Friday, May 25, 2012

Standards: Sauerkraut

It seems, I am on a roll with my basic, go-to foods lately. Maybe it's the weather, perhaps I'm a touch stressed, what ever the reason I seem to have fallen comfortably backwards onto some very basic "standards" as of lately.

Brassica oleracea  in all its glory
I had a visit to my favorite place for produce, Contended Acres, and had a nice little visit with Farmer Bill.  He had lots to choose from that morning; Fava beans, fennel, cabbage, snow peas, strawberries, turnip greens, kohlrabi…and I bought all of it.

But, that one giant head of cabbage sitting lonely in a basket called out to me, as cabbage sometimes does. It told me, "Turn me into your favorite comfort food, BitterSweet. I won't disappoint you!"  and so, because I do not like wasting time arguing with cabbage heads, I did as I was told. Now I have two and a half lovely jars of what will become sauerkraut fermenting on my counter top.

It's a handy thing to know how to do. You never know when cabbage will make these sorts of demands of you.







You will need:
  • 4-5lb head of cabbage
  • Kosher Salt
  • 2 quart sized sterilized mason jars
  • a dish towel
Remove the outer leaves of the cabbage, rinse and set aside.

With a sharp knife quarter the cabbage and give a good rinse.
Remove the core and shred the cabbage.

Sprinkle with about 3 tablespoons of Kosher Salt, toss to distribute, stuff into sterilized mason jars.



Take the reserved outer leaves from the cabbage and cut into squares big enough so that it will fit over and cover the shredded cabbage in the jar. This will act as a sort of a lid to keep the shredded cabbage from floating up and stay submerged in the liquid that the cabbage will give off.

 You might need to weight it down with a small cup or shot glass, just be sure the shredded parts are submerged. If by chance the cabbage does not give off enough liquid to cover its self, you should mix 1 teaspoon of kosher salt into 1/2 cup of water to make a brine and pour in just enough to cover the cabbage.



--



Cover the jars with a dish towel or cheese cloth to keep any foreign bits (like fruit flies, dust and pet hair) out and set the jars on your counter top.

Depending on how sour you like you sauerkraut will depend on the time you let it ferment.
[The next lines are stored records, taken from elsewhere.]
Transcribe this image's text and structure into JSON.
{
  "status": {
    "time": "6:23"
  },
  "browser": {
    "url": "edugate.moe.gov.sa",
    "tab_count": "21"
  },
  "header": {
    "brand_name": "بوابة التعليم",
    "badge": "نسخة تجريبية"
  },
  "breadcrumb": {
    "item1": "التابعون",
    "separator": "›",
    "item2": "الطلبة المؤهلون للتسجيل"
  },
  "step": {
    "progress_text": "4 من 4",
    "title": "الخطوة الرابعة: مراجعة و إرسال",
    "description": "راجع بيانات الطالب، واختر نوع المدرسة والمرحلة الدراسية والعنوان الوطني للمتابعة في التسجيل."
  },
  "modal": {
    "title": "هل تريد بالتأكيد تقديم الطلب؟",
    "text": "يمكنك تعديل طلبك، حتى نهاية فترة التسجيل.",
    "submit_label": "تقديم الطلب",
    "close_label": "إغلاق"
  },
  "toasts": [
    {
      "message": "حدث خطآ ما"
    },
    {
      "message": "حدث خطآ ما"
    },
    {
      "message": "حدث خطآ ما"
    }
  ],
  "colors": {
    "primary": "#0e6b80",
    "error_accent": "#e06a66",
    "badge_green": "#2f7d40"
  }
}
I like to give mine a taste after about 3 days but normally I like to let it ferment for about a week to 10 days. It will depend greatly on the weather and the temperature.

You will know it is close to done when it occasionally smells sour and earthy, like one of my Hungarian Gypsy ancestors might be hiding in you kitchen somewhere.  [ Editor's note: waiting to pinch your cheeks, you silly édesem! ]

I  decided, as an experiment, to add a little of Lev's Probiotic Green Tea Vinegar to one of the jars. The pro-biotic vinegar contains live lacto-bacillus and other cultures and with those microbes, I'm betting I could get the fermentation process started faster and to maybe add a little extra kick.

The other jar I left alone.

It's been 4 days. They are beautiful and smell quite delightful. The jar I added the probiotic vinegar to did not ferment any faster but it does have a more developed, deeper flavor than the other one.  I will be adding it as a regular ingredient in my kraut making process from now on. I love when food experiments good well!

--
Happy cooking! ~ 99% Bittersweet